> **Your instructions**: In the entries below, how many lines hold the string "title"? Answer with the number only.

─── Exercise data ───

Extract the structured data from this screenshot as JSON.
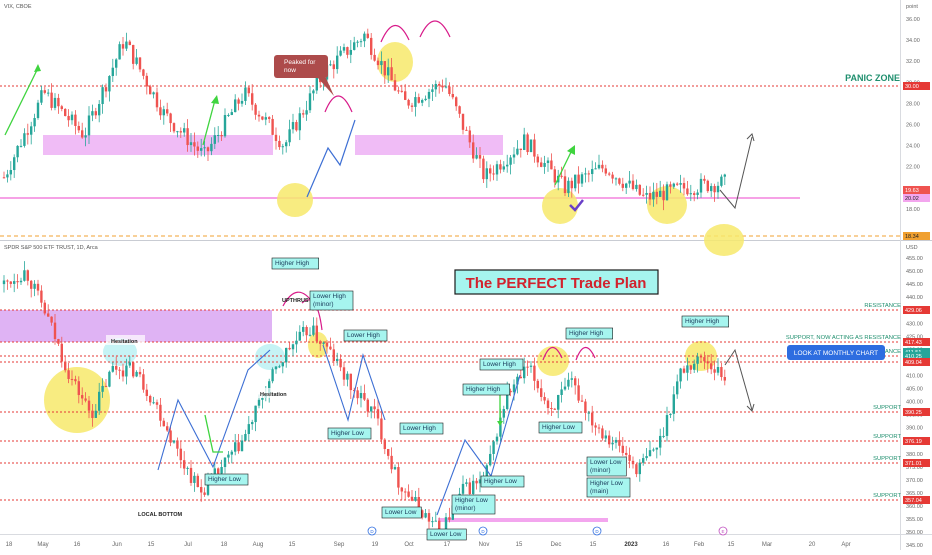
{
  "vix_panel": {
    "symbol_label": "VIX, CBOE",
    "scale_label": "point",
    "panic_zone_label": "PANIC ZONE",
    "peaked_note": "Peaked for\nnow",
    "price_ticks": [
      "36.00",
      "34.00",
      "32.00",
      "30.00",
      "28.00",
      "26.00",
      "24.00",
      "22.00",
      "20.00",
      "18.00"
    ],
    "line_30_tag": "30.00",
    "line_20_tag": "20.02",
    "current_tag": "19.63",
    "low_tag": "18.34",
    "colors": {
      "bull": "#26a69a",
      "bear": "#ef5350",
      "panic_line": "#e53935",
      "zone": "#e699f0",
      "highlight": "#f7e96b",
      "arrow_green": "#3fd43f",
      "arrow_blue": "#3d6fd4",
      "arc": "#d81b8a"
    }
  },
  "spy_panel": {
    "symbol_label": "SPDR S&P 500 ETF TRUST, 1D, Arca",
    "scale_label": "USD",
    "title": "The PERFECT Trade Plan",
    "monthly_note": "LOOK AT MONTHLY CHART",
    "price_ticks": [
      "455.00",
      "450.00",
      "445.00",
      "440.00",
      "435.00",
      "430.00",
      "425.00",
      "420.00",
      "415.00",
      "410.00",
      "405.00",
      "400.00",
      "395.00",
      "390.00",
      "385.00",
      "380.00",
      "375.00",
      "370.00",
      "365.00",
      "360.00",
      "355.00",
      "350.00",
      "345.00"
    ],
    "level_tags": [
      "429.06",
      "417.43",
      "411.51",
      "410.25",
      "409.04",
      "390.25",
      "376.19",
      "371.01",
      "357.04"
    ],
    "level_labels": [
      "RESISTANCE",
      "SUPPORT, NOW ACTING AS RESISTANCE",
      "ANCE",
      "SUPPORT",
      "SUPPORT",
      "SUPPORT",
      "SUPPORT"
    ],
    "annotations": {
      "higher_high_1": "Higher High",
      "upthrust": "UPTHRUST",
      "lower_high_minor": "Lower High\n(minor)",
      "lower_high_1": "Lower High",
      "hesitation_1": "Hesitation",
      "hesitation_2": "Hesitation",
      "higher_low_1": "Higher Low",
      "local_bottom": "LOCAL BOTTOM",
      "higher_low_2": "Higher Low",
      "lower_high_2": "Lower High",
      "lower_low_1": "Lower Low",
      "lower_low_2": "Lower Low",
      "higher_low_minor": "Higher Low\n(minor)",
      "higher_high_2": "Higher High",
      "lower_high_3": "Lower High",
      "higher_low_3": "Higher Low",
      "higher_high_3": "Higher High",
      "higher_low_4": "Higher Low",
      "lower_low_minor": "Lower Low\n(minor)",
      "higher_low_main": "Higher Low\n(main)",
      "higher_high_4": "Higher High"
    },
    "event_markers": [
      "D",
      "D",
      "D",
      "E"
    ]
  },
  "time_axis": [
    "18",
    "May",
    "16",
    "Jun",
    "15",
    "Jul",
    "18",
    "Aug",
    "15",
    "Sep",
    "19",
    "Oct",
    "17",
    "Nov",
    "15",
    "Dec",
    "15",
    "2023",
    "16",
    "Feb",
    "15",
    "Mar",
    "20",
    "Apr"
  ],
  "chart_data": [
    {
      "type": "candlestick",
      "title": "VIX, CBOE",
      "ylabel": "point",
      "ylim": [
        17.5,
        37
      ],
      "x": [
        "Apr",
        "May",
        "Jun",
        "Jul",
        "Aug",
        "Sep",
        "Oct",
        "Nov",
        "Dec",
        "Jan",
        "Feb"
      ],
      "approx_path": [
        21,
        29,
        25,
        34,
        27,
        23,
        29,
        24,
        31,
        34.5,
        28,
        30,
        21,
        24.5,
        20,
        22,
        19,
        20,
        20.5
      ]
    },
    {
      "type": "candlestick",
      "title": "SPDR S&P 500 ETF TRUST, 1D, Arca",
      "ylabel": "USD",
      "ylim": [
        343,
        458
      ],
      "approx_path": [
        445,
        450,
        432,
        410,
        395,
        413,
        412,
        398,
        380,
        365,
        375,
        386,
        405,
        420,
        428,
        418,
        404,
        395,
        370,
        359,
        350,
        366,
        370,
        402,
        413,
        397,
        407,
        392,
        384,
        374,
        384,
        412,
        417,
        409
      ]
    }
  ]
}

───

> **Worked solution**: 3